Given records Block Start
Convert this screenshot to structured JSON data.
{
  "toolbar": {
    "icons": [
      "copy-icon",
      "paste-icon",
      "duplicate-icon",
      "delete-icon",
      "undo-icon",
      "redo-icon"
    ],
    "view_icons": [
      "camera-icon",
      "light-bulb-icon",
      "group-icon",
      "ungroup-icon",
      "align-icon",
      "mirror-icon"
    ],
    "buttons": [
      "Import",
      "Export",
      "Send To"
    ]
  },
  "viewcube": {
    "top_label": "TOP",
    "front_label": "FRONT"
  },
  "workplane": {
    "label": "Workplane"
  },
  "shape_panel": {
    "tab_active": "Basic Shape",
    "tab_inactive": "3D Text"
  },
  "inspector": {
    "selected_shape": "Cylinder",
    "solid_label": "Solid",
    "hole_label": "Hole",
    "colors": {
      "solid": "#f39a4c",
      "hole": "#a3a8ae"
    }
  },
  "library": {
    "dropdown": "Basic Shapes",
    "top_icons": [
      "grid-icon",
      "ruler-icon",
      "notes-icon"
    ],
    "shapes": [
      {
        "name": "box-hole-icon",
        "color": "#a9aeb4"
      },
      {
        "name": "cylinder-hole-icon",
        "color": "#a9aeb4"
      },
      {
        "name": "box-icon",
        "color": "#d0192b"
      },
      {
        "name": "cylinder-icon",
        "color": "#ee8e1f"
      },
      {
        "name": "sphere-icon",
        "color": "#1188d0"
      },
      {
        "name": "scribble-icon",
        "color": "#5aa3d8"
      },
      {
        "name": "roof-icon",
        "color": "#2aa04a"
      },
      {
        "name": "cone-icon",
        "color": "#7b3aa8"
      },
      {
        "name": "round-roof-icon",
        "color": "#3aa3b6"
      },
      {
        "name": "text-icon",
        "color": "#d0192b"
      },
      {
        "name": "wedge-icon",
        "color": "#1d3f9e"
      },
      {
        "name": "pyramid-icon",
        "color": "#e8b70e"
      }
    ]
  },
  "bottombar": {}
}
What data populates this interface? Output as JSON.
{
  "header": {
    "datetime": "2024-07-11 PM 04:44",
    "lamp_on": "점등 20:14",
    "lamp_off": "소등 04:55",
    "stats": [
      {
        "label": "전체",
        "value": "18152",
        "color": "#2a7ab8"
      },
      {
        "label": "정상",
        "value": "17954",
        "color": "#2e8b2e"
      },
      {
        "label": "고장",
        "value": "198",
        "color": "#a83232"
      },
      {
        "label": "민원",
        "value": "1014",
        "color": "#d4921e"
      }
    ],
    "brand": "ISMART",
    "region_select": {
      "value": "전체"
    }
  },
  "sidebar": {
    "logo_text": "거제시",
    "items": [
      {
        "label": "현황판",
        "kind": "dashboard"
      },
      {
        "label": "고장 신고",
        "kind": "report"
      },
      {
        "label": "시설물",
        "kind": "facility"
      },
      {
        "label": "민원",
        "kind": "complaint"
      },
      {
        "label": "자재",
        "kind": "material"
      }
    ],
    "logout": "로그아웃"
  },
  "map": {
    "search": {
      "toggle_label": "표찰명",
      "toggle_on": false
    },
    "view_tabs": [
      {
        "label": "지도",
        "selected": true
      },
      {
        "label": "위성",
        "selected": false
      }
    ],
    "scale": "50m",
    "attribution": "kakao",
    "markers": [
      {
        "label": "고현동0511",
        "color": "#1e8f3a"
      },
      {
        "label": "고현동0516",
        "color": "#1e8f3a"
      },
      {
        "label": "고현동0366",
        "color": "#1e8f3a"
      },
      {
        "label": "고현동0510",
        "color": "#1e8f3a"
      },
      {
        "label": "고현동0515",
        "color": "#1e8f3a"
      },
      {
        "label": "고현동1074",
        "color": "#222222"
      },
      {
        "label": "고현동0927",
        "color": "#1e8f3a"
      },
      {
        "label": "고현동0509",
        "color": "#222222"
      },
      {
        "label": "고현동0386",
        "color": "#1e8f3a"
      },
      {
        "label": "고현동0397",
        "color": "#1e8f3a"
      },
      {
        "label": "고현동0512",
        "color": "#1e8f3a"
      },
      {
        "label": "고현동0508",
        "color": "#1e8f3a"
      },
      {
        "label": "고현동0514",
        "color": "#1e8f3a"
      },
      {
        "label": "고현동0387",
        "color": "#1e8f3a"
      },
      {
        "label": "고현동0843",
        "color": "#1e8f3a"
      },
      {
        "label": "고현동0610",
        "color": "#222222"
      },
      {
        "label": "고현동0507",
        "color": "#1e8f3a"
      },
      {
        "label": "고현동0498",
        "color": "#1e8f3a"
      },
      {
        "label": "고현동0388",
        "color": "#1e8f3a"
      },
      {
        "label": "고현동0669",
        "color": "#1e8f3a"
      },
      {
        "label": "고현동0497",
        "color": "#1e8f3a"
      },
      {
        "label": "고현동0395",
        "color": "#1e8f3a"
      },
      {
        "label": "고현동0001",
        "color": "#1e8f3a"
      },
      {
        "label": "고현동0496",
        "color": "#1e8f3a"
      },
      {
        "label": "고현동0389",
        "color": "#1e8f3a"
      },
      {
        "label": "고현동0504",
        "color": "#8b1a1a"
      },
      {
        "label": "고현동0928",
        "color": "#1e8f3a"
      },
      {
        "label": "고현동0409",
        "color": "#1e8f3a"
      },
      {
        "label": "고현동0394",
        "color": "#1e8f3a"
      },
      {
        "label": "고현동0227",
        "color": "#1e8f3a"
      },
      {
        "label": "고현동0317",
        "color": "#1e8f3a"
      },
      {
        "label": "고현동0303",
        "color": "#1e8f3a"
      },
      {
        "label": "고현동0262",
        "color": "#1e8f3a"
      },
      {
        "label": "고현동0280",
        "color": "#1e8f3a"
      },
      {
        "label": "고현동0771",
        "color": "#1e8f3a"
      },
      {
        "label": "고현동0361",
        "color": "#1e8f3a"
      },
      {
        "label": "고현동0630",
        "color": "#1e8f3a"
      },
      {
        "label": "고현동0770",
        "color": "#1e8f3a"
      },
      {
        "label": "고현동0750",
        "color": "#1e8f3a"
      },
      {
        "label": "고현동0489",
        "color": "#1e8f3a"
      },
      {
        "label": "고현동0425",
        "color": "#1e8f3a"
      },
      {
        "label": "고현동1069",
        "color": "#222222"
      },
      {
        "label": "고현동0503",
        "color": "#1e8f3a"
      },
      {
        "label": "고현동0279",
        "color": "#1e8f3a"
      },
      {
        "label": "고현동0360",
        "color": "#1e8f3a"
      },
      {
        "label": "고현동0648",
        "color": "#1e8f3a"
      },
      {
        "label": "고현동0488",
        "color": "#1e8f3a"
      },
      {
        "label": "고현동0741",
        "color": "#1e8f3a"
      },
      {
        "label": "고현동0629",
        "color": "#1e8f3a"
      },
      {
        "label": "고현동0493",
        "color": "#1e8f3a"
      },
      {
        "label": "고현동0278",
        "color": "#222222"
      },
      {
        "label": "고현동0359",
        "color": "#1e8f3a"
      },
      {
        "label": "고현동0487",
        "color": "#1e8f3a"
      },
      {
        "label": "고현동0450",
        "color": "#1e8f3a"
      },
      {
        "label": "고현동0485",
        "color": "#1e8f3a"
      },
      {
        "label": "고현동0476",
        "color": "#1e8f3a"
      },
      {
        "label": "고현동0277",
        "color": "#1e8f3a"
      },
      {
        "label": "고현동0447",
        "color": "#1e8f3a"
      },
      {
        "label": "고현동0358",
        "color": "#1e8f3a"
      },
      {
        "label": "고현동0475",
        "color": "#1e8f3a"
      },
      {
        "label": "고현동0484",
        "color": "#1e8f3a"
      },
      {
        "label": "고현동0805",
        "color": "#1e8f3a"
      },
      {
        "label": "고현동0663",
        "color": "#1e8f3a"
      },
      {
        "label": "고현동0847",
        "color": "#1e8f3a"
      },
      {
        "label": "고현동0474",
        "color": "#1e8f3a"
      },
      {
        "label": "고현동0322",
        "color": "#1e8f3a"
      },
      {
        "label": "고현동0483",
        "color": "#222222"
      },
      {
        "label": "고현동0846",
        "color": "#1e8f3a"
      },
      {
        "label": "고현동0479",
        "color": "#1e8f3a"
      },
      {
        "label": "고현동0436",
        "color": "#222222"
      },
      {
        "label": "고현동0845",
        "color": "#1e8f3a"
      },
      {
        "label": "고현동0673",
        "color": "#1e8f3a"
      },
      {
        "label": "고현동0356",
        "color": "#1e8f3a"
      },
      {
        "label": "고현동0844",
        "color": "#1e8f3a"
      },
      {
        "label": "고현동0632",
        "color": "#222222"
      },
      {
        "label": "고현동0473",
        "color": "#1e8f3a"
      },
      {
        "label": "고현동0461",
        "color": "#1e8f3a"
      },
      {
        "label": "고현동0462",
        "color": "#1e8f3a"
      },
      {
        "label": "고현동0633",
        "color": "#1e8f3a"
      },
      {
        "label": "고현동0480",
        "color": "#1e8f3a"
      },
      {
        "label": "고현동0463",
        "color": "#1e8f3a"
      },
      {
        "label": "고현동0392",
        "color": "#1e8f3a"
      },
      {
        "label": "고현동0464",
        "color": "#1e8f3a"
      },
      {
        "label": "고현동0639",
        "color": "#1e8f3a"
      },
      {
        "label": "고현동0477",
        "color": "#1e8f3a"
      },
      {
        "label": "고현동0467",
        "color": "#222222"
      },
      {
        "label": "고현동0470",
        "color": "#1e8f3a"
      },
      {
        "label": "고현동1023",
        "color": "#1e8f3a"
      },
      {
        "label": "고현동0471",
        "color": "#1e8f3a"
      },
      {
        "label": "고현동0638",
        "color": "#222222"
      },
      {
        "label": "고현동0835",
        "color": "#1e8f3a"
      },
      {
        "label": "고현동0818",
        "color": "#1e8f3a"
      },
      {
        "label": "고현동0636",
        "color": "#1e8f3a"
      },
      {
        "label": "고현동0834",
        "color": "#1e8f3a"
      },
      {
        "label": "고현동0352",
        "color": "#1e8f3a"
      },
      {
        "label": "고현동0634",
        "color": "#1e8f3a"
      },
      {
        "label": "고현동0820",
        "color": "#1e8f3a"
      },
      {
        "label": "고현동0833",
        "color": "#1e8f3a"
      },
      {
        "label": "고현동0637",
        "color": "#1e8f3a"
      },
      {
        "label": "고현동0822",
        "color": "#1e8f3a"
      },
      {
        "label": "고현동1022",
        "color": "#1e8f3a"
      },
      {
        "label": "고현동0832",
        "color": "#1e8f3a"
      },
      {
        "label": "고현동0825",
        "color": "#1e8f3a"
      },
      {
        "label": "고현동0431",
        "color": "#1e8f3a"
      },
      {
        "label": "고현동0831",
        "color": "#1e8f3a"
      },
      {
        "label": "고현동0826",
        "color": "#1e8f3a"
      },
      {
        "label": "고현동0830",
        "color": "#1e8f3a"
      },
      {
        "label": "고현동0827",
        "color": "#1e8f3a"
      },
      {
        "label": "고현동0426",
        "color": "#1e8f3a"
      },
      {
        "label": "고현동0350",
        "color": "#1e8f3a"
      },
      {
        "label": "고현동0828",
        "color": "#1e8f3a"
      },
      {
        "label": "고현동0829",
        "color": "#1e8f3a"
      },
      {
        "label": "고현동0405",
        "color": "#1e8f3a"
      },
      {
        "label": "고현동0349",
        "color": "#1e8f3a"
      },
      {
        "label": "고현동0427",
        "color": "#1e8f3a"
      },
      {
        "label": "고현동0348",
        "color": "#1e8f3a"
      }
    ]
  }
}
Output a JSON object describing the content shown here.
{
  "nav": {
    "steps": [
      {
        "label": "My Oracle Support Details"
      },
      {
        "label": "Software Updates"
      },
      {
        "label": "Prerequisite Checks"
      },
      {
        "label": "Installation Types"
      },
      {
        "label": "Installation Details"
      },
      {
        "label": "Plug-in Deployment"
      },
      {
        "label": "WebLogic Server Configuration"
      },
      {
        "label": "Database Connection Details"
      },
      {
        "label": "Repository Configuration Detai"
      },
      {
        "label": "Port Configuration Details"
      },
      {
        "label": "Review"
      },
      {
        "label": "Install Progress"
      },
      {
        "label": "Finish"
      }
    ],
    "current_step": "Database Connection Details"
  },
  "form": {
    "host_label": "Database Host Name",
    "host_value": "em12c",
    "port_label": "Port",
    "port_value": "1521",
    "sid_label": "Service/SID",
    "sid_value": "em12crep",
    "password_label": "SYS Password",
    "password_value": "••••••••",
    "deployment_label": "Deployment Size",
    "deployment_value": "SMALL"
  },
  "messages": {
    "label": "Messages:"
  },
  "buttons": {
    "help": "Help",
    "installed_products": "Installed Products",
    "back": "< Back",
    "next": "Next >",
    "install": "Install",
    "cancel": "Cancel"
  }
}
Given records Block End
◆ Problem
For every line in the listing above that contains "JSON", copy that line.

◆ Your solution
Convert this screenshot to structured JSON data.
What data populates this interface? Output as JSON.
Output a JSON object describing the content shown here.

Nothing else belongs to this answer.